[Entries taken from a collection]
----------------
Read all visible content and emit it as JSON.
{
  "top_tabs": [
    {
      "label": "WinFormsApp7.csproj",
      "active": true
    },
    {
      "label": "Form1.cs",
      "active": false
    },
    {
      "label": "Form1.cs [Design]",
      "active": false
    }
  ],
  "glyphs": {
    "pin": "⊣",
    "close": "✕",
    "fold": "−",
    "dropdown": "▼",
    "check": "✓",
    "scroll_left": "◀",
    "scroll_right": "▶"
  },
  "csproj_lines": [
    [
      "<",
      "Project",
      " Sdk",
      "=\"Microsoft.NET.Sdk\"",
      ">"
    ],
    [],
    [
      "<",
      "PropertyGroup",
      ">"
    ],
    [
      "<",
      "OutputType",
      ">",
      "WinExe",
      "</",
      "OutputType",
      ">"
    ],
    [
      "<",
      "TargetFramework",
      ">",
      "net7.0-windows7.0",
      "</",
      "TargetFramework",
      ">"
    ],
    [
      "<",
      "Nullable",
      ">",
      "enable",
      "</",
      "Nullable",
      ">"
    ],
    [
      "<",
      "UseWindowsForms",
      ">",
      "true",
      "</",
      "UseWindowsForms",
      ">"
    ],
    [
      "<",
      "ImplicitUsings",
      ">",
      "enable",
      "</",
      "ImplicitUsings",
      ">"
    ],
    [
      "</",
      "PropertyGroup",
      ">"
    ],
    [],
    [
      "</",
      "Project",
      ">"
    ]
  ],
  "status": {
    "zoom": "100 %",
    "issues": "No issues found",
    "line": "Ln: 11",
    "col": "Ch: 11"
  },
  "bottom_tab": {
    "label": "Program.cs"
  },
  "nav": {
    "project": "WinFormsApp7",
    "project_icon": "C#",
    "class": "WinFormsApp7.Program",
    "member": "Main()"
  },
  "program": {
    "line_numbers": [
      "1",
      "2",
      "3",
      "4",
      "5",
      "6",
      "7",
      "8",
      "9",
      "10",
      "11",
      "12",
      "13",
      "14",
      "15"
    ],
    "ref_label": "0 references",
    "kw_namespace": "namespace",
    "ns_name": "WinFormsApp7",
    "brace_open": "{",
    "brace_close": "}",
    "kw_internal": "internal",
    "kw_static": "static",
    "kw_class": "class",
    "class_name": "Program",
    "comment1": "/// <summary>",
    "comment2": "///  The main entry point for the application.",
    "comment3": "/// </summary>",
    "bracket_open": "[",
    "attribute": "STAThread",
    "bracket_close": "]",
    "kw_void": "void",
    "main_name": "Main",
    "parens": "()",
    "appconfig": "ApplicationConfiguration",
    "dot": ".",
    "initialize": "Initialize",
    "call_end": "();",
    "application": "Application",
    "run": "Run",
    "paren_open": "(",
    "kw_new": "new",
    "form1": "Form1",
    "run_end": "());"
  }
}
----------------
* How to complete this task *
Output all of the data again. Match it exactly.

* Exercise response *
Read all visible content and emit it as JSON.
{
  "top_tabs": [
    {
      "label": "WinFormsApp7.csproj",
      "active": true
    },
    {
      "label": "Form1.cs",
      "active": false
    },
    {
      "label": "Form1.cs [Design]",
      "active": false
    }
  ],
  "glyphs": {
    "pin": "⊣",
    "close": "✕",
    "fold": "−",
    "dropdown": "▼",
    "check": "✓",
    "scroll_left": "◀",
    "scroll_right": "▶"
  },
  "csproj_lines": [
    [
      "<",
      "Project",
      " Sdk",
      "=\"Microsoft.NET.Sdk\"",
      ">"
    ],
    [],
    [
      "<",
      "PropertyGroup",
      ">"
    ],
    [
      "<",
      "OutputType",
      ">",
      "WinExe",
      "</",
      "OutputType",
      ">"
    ],
    [
      "<",
      "TargetFramework",
      ">",
      "net7.0-windows7.0",
      "</",
      "TargetFramework",
      ">"
    ],
    [
      "<",
      "Nullable",
      ">",
      "enable",
      "</",
      "Nullable",
      ">"
    ],
    [
      "<",
      "UseWindowsForms",
      ">",
      "true",
      "</",
      "UseWindowsForms",
      ">"
    ],
    [
      "<",
      "ImplicitUsings",
      ">",
      "enable",
      "</",
      "ImplicitUsings",
      ">"
    ],
    [
      "</",
      "PropertyGroup",
      ">"
    ],
    [],
    [
      "</",
      "Project",
      ">"
    ]
  ],
  "status": {
    "zoom": "100 %",
    "issues": "No issues found",
    "line": "Ln: 11",
    "col": "Ch: 11"
  },
  "bottom_tab": {
    "label": "Program.cs"
  },
  "nav": {
    "project": "WinFormsApp7",
    "project_icon": "C#",
    "class": "WinFormsApp7.Program",
    "member": "Main()"
  },
  "program": {
    "line_numbers": [
      "1",
      "2",
      "3",
      "4",
      "5",
      "6",
      "7",
      "8",
      "9",
      "10",
      "11",
      "12",
      "13",
      "14",
      "15"
    ],
    "ref_label": "0 references",
    "kw_namespace": "namespace",
    "ns_name": "WinFormsApp7",
    "brace_open": "{",
    "brace_close": "}",
    "kw_internal": "internal",
    "kw_static": "static",
    "kw_class": "class",
    "class_name": "Program",
    "comment1": "/// <summary>",
    "comment2": "///  The main entry point for the application.",
    "comment3": "/// </summary>",
    "bracket_open": "[",
    "attribute": "STAThread",
    "bracket_close": "]",
    "kw_void": "void",
    "main_name": "Main",
    "parens": "()",
    "appconfig": "ApplicationConfiguration",
    "dot": ".",
    "initialize": "Initialize",
    "call_end": "();",
    "application": "Application",
    "run": "Run",
    "paren_open": "(",
    "kw_new": "new",
    "form1": "Form1",
    "run_end": "());"
  }
}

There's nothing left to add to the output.